Davis & Patterson, for defendant in error.
¶1 W. E. Harber, as plaintiff, sued A. A. Mayhue, O. M. Boring, W. O. Boring, W. J. Miller, and Amos F. Cruce, as defendants in the district court of Seminole county to recover the W. 1/2 of the N.E. 1/4 and the N.E. 1/4 of the N.W. 1/4 of section 10, township 9 north, range 6 east. We will refer to the parties as they appeared in the trial court.
¶2 On June 2, 1921, J. Q, Mayhue executed a deed in favor of the plaintiff, W. E. Harber, covering the 120 acres of land involved in this cause. This deed was admitted by all parties to be a mortgage and was given to secure an indebtedness due to Harber and the First National Bank of Seminole. The plaintiff claims title to the 120 acres of land by virtue of a quitclaim deed, dated November 6, 1924, from A. A. Mayhue to the plaintiff, Harber. The defendants claim that this deed was executed as a mortgage to secure an additional loan or $ 500. The plaintiff contends that it was not a mortgage, but an absolute conveyance.

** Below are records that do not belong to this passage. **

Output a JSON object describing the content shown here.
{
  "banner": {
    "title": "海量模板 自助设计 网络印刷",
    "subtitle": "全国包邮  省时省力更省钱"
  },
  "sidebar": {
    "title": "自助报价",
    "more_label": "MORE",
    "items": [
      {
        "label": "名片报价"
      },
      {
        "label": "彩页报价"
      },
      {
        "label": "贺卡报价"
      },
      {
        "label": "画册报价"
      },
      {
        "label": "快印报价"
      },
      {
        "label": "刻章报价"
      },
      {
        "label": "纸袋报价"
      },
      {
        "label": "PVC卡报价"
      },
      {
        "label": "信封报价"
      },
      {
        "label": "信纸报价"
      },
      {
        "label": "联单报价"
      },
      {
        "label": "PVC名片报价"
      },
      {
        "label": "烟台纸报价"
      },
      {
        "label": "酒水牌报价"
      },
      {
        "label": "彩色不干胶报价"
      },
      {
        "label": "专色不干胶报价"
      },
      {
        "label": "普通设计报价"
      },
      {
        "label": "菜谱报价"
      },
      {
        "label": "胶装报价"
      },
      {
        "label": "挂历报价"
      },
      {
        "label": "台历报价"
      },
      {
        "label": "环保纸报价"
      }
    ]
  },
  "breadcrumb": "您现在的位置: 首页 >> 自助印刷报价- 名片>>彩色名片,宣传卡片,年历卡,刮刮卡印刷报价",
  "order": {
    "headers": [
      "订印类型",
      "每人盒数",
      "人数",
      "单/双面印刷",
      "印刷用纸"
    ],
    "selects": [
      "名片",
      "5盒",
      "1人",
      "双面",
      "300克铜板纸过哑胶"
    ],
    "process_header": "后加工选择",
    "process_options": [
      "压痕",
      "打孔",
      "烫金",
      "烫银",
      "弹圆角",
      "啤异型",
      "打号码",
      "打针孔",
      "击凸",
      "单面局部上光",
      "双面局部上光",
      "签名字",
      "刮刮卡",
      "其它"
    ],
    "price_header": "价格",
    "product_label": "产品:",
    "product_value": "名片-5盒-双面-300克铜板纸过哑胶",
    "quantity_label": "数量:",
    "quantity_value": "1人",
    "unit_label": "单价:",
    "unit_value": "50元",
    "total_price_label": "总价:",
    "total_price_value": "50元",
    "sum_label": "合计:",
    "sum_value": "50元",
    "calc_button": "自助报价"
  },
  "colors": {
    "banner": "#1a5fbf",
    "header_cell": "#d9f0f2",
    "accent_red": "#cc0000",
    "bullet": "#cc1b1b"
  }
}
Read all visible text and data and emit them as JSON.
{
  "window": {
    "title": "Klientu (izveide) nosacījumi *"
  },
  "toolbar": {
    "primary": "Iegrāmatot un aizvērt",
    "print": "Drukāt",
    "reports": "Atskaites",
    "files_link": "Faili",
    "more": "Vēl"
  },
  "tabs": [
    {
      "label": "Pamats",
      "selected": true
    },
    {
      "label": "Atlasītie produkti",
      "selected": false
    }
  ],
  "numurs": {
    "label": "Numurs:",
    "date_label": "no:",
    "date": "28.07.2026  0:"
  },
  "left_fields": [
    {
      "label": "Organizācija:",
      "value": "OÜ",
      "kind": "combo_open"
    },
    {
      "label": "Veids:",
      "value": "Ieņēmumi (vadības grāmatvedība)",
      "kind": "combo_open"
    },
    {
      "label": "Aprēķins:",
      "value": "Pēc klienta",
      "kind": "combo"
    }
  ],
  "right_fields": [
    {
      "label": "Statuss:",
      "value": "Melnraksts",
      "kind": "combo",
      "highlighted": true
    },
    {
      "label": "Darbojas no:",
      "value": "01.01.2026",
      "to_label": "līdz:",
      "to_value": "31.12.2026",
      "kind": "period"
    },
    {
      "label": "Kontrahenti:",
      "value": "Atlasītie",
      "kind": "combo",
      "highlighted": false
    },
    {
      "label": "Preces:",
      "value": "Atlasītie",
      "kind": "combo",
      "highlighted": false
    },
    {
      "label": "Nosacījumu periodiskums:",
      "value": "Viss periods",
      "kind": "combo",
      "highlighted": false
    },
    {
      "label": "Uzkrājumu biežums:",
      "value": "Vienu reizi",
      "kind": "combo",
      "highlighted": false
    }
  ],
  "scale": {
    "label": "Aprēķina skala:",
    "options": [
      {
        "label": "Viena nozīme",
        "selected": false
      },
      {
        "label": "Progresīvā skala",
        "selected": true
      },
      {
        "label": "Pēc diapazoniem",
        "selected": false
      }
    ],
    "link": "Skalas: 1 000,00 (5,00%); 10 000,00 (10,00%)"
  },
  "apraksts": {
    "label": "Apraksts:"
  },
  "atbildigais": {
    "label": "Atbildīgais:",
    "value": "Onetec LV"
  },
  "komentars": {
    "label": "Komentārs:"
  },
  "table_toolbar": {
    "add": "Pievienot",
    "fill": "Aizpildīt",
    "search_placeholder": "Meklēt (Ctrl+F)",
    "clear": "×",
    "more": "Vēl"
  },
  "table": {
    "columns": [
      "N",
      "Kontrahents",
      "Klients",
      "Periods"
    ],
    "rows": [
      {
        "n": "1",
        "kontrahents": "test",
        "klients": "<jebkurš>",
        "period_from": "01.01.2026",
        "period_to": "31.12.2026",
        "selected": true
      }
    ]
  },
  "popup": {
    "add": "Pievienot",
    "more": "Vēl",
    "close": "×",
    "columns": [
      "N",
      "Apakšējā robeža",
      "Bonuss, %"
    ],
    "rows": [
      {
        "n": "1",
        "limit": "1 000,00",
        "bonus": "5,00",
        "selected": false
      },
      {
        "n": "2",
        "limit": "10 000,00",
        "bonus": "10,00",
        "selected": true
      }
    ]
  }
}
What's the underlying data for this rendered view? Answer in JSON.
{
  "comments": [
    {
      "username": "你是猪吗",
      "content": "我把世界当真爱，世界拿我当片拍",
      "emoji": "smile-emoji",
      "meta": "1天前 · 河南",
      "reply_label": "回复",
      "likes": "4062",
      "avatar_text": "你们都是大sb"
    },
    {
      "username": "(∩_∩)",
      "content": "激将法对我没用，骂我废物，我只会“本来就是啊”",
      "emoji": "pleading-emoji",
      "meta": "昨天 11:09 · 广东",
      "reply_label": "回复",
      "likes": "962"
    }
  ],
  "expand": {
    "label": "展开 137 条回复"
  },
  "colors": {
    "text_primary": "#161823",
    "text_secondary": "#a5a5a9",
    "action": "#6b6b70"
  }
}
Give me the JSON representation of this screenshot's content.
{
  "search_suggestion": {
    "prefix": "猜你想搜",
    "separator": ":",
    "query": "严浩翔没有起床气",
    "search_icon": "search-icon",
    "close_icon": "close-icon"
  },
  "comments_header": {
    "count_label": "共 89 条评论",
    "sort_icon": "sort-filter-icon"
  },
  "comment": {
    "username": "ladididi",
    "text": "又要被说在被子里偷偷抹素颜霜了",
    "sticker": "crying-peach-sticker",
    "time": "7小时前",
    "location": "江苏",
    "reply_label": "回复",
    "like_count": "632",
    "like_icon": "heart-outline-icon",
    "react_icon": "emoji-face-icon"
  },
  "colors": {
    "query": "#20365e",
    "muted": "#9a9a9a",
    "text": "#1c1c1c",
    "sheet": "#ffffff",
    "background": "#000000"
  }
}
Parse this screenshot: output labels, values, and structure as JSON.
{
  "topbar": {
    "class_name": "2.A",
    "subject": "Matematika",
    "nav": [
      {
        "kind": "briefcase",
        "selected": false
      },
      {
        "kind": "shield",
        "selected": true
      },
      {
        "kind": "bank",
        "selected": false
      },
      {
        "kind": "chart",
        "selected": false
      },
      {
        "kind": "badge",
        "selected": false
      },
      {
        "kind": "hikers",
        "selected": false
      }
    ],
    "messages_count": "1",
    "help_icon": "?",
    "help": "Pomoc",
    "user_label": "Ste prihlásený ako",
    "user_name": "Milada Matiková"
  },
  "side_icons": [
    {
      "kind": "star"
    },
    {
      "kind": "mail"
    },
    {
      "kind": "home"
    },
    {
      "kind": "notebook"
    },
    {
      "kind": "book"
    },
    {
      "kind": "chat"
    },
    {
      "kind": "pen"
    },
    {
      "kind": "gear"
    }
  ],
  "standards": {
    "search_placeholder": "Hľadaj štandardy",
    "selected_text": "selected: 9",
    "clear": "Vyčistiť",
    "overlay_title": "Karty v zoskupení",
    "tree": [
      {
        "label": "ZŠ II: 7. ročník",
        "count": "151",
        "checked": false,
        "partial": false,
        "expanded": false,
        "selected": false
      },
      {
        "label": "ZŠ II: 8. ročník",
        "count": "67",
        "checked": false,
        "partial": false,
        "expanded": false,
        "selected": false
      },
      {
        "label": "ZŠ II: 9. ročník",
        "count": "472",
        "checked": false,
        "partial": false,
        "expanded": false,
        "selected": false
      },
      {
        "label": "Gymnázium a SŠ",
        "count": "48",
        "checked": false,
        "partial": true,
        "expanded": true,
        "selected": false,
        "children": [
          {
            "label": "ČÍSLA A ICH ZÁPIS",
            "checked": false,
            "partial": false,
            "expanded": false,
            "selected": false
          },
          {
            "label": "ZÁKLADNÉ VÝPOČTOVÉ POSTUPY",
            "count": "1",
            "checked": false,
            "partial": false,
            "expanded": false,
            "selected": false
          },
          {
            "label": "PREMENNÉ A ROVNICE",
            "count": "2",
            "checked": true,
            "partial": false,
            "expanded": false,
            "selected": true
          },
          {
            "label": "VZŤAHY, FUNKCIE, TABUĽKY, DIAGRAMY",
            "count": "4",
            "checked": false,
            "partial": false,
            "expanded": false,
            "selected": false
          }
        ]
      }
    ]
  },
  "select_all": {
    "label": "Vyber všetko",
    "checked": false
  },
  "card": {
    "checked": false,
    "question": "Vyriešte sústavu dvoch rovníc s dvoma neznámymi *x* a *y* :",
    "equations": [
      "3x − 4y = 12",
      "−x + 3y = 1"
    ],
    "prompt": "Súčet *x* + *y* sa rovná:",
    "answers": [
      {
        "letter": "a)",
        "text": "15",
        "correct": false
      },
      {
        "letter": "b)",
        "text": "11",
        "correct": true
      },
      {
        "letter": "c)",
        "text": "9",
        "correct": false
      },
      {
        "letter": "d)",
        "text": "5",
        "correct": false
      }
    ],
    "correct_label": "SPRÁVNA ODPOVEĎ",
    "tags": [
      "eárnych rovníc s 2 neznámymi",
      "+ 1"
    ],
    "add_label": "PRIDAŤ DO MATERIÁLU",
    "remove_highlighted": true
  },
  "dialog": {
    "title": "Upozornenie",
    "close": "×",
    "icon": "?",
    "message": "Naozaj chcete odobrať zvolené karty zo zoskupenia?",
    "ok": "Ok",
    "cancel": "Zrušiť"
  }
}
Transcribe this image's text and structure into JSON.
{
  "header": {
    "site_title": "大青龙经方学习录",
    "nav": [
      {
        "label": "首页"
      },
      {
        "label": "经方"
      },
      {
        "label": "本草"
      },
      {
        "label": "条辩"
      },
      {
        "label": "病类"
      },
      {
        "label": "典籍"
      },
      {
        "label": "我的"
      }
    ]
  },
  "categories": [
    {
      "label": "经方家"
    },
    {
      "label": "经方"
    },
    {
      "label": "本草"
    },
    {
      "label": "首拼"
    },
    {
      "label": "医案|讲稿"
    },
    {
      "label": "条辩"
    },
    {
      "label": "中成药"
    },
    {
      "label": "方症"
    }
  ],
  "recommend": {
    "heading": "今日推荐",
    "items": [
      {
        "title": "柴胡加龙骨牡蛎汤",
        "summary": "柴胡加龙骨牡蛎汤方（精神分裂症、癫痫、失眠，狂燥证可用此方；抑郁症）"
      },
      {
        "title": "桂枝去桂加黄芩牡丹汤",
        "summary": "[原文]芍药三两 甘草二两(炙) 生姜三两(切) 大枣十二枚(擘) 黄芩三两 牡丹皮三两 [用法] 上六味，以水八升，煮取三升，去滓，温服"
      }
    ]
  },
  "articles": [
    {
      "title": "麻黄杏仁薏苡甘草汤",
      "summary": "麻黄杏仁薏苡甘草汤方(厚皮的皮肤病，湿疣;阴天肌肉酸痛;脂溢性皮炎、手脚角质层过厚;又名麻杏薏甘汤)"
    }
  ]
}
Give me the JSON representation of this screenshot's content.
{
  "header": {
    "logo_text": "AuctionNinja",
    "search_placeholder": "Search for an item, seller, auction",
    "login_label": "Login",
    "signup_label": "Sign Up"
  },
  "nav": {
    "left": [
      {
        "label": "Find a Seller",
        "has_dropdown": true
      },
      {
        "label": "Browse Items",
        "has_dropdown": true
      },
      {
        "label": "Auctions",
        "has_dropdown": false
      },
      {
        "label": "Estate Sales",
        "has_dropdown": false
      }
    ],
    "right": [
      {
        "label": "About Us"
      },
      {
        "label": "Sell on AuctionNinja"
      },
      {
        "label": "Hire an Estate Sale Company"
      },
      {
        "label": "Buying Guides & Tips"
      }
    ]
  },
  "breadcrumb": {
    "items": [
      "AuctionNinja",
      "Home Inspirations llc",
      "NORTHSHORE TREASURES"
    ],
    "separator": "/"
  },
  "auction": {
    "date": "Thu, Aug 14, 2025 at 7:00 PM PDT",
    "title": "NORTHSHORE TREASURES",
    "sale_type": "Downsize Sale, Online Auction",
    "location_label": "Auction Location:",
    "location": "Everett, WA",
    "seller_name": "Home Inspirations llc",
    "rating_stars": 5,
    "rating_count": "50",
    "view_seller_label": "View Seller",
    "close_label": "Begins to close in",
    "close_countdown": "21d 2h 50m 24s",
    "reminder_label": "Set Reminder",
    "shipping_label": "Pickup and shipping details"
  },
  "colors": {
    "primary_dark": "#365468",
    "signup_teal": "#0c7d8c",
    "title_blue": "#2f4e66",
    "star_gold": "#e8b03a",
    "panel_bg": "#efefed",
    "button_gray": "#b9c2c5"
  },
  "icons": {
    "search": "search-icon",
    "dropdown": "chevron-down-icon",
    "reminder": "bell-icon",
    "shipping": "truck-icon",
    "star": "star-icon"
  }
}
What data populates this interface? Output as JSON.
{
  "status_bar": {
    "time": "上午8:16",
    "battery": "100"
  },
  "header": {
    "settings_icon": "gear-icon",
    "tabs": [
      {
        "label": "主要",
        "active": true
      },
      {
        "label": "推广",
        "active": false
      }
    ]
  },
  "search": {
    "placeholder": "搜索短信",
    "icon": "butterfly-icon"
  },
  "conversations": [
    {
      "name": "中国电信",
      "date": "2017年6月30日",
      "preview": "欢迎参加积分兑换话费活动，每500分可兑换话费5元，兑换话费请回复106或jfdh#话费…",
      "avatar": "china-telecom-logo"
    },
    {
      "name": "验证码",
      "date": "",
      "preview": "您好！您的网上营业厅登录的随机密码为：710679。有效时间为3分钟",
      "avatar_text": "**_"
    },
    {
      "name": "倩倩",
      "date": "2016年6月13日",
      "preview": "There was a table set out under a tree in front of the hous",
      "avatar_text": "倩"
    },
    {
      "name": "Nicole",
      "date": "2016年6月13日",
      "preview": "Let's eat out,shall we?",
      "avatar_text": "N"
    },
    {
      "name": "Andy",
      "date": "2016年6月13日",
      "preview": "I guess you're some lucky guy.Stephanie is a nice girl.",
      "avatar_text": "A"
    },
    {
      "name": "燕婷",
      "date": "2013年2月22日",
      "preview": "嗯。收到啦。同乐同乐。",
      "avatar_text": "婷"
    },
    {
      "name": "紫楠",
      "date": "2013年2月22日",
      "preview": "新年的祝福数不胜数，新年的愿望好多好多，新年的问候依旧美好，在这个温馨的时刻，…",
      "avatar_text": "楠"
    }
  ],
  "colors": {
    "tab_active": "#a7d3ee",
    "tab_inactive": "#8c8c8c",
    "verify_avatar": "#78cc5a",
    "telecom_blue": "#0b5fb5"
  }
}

¶3 The case was submitted to a jury and a verdict was returned in favor of the plaintiff, and the trial court entered its judgment in accordance with the verdict. From this judgment, the defendants have appealed to this court.
¶4 Was the quitclaim deed of November 6, 1924, from A. A. Mayhue to the plaintiff, W. E. Harber, a mortgage to secure an additional loan of $ 500, as claimed by the defendant A. A. Mayhue, or was it an absolute conveyance of all of his right and title in and to the land, as claimed by the plaintiff, Harber? While this is the principal question to be determined in this case, still, in addition thereto, the defendants further contend that the plaintiff cannot recover because the quitclaim deed was champertous.
¶5 The rule of law is elementary that where a jury decides an issue of fact under proper instructions, its verdict will not be disturbed on appeal, if the evidence tends reasonably to support it. The issues, under proper instructions of the court, were submitted to the jury, and the jury returned a general verdict in favor of the plaintiff. This was a finding by the jury against the defendants on all the material issues in the case.
¶6 We have read the able briefs of the attorneys for both the plaintiff and the defendants, and, after a careful consideration of the record in this case, we think the evidence tends reasonably to support the verdict of the jury.
¶7 As a further ground for reversal, it is urged that the trial court committed error in permitting W. A. Bishop, an attorney of record for the defendant Mayhue, to testify about the transaction in connection with the execution of the quitclaim deed. The defendant Mayhue testified that this deed was made to secure an additional loan of $ 500 from the plaintiff, Harber. Bishop was called as a witness for the plaintiffs and testified that he prepared the deed and that it was not executed for an additional loan, but was made as a full and complete settlement between the parties and for the purpose of conveying the title to Harber.
¶8 Section 589, C. O. S. 1921, is in part, as follows:
"The following persons shall be incompetent to testify: * * * Fourth. An attorney, concerning any communications made to him by his client, in that relation, or his advice thereon, without the client's consent.
¶9 Numerous authorities are cited in support of the contention that W. A. Bishop was an incompetent witness by virtue of the above provision of the statute. We do not think the authorities are applicable to the facts in this case. The defendant, himself, went on the stand and testified about the procuring of the quitclaim deed. The conversation about the deed was in the presence of third parties.
¶10 In 28 R. C. L., page 561, it is said:
"In order that the rule as to privileged communications between an attorney and his client or its reason should apply, it is inherently necessary that the communication made by the client to the attorney or to his clerk should be confidential. Therefore, if the client chooses to make or receive his communication in the presence of third persons, it ceases to be confidential and is not entitled to the protection afforded by the rule."
¶11 Again, in the ease of Brown v. State, 9 Okla. Crim. 382, 132 P. 359, Judge Furman, speaking for that court, said: